App and web page records -
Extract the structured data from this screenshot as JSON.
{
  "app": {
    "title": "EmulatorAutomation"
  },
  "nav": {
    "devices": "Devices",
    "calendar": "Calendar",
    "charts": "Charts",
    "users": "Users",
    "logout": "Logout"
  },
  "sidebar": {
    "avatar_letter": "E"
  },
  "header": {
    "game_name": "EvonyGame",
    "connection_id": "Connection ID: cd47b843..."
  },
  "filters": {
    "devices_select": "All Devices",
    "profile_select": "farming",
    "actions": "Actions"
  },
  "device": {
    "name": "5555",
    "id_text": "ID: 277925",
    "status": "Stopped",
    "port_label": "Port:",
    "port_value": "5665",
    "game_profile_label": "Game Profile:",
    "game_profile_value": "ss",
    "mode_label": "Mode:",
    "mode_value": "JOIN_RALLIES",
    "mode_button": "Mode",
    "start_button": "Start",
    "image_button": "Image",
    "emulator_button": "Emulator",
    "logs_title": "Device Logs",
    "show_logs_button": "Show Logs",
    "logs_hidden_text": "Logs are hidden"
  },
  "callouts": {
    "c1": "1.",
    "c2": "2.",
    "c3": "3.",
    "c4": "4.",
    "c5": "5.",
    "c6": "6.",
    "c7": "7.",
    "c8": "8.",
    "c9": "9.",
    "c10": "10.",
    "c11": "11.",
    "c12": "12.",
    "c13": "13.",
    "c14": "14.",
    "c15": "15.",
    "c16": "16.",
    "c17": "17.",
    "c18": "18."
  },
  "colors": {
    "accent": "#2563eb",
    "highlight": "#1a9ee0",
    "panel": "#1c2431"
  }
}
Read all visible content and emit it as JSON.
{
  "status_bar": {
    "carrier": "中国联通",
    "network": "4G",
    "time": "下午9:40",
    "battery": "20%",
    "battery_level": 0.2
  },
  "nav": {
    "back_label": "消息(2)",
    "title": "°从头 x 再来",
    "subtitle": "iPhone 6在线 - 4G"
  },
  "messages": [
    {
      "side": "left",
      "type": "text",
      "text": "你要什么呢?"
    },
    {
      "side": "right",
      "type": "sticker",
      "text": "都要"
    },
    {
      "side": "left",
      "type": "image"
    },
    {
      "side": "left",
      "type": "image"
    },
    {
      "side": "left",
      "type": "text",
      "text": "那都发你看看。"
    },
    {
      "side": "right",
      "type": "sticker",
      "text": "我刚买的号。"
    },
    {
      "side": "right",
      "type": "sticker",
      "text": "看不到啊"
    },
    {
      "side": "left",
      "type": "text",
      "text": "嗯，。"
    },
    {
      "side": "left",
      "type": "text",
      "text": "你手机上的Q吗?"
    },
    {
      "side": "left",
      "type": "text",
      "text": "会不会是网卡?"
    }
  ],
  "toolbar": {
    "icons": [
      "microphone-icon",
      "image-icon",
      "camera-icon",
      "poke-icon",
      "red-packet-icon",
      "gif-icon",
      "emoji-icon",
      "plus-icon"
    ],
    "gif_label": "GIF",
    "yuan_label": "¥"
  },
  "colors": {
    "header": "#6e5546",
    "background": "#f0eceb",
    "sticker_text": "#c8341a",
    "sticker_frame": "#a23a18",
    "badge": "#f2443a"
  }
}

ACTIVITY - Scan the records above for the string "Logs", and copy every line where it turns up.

EXERCISE OUTPUT -
    "logs_title": "Device Logs",
    "show_logs_button": "Show Logs",
    "logs_hidden_text": "Logs are hidden"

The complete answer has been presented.